*** Given information Section Begins ***

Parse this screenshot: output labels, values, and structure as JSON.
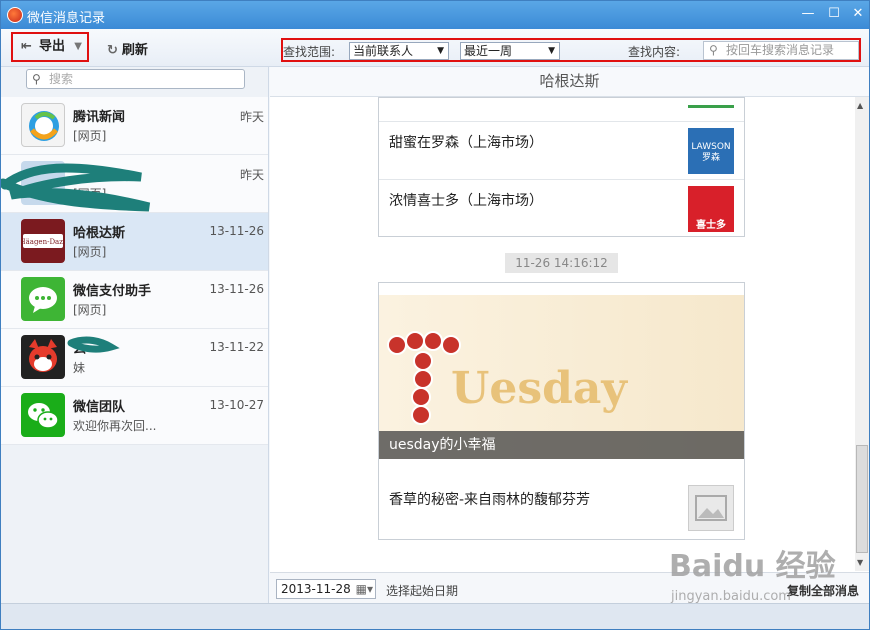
{
  "window": {
    "title": "微信消息记录",
    "min": "—",
    "max": "☐",
    "close": "✕"
  },
  "toolbar": {
    "export_label": "导出",
    "refresh_label": "刷新"
  },
  "filter": {
    "range_label": "查找范围:",
    "range_value": "当前联系人",
    "period_value": "最近一周",
    "content_label": "查找内容:",
    "content_placeholder": "按回车搜索消息记录"
  },
  "sidebar": {
    "search_placeholder": "搜索",
    "contacts": [
      {
        "name": "腾讯新闻",
        "preview": "[网页]",
        "date": "昨天"
      },
      {
        "name": "",
        "preview": "[网页]",
        "date": "昨天"
      },
      {
        "name": "哈根达斯",
        "preview": "[网页]",
        "date": "13-11-26"
      },
      {
        "name": "微信支付助手",
        "preview": "[网页]",
        "date": "13-11-26"
      },
      {
        "name": "么",
        "preview": "妹",
        "date": "13-11-22"
      },
      {
        "name": "微信团队",
        "preview": "欢迎你再次回...",
        "date": "13-10-27"
      }
    ]
  },
  "chat": {
    "title": "哈根达斯",
    "card1": {
      "items": [
        {
          "text": "甜蜜在罗森（上海市场）",
          "thumb": "LAWSON 罗森"
        },
        {
          "text": "浓情喜士多（上海市场）",
          "thumb": "喜士多"
        }
      ]
    },
    "timestamp": "11-26 14:16:12",
    "card2": {
      "banner_word": "Uesday",
      "banner_caption": "uesday的小幸福",
      "items": [
        {
          "text": "香草的秘密-来自雨林的馥郁芬芳"
        }
      ]
    }
  },
  "footer": {
    "date_value": "2013-11-28",
    "date_hint": "选择起始日期",
    "copy_all_label": "复制全部消息"
  },
  "watermark": {
    "brand": "Baidu 经验",
    "url": "jingyan.baidu.com"
  }
}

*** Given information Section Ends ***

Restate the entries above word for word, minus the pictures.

Parse this screenshot: output labels, values, and structure as JSON.
{
  "window": {
    "title": "微信消息记录",
    "min": "—",
    "max": "☐",
    "close": "✕"
  },
  "toolbar": {
    "export_label": "导出",
    "refresh_label": "刷新"
  },
  "filter": {
    "range_label": "查找范围:",
    "range_value": "当前联系人",
    "period_value": "最近一周",
    "content_label": "查找内容:",
    "content_placeholder": "按回车搜索消息记录"
  },
  "sidebar": {
    "search_placeholder": "搜索",
    "contacts": [
      {
        "name": "腾讯新闻",
        "preview": "[网页]",
        "date": "昨天"
      },
      {
        "name": "",
        "preview": "[网页]",
        "date": "昨天"
      },
      {
        "name": "哈根达斯",
        "preview": "[网页]",
        "date": "13-11-26"
      },
      {
        "name": "微信支付助手",
        "preview": "[网页]",
        "date": "13-11-26"
      },
      {
        "name": "么",
        "preview": "妹",
        "date": "13-11-22"
      },
      {
        "name": "微信团队",
        "preview": "欢迎你再次回...",
        "date": "13-10-27"
      }
    ]
  },
  "chat": {
    "title": "哈根达斯",
    "card1": {
      "items": [
        {
          "text": "甜蜜在罗森（上海市场）",
          "thumb": "LAWSON 罗森"
        },
        {
          "text": "浓情喜士多（上海市场）",
          "thumb": "喜士多"
        }
      ]
    },
    "timestamp": "11-26 14:16:12",
    "card2": {
      "banner_word": "Uesday",
      "banner_caption": "uesday的小幸福",
      "items": [
        {
          "text": "香草的秘密-来自雨林的馥郁芬芳"
        }
      ]
    }
  },
  "footer": {
    "date_value": "2013-11-28",
    "date_hint": "选择起始日期",
    "copy_all_label": "复制全部消息"
  },
  "watermark": {
    "brand": "Baidu 经验",
    "url": "jingyan.baidu.com"
  }
}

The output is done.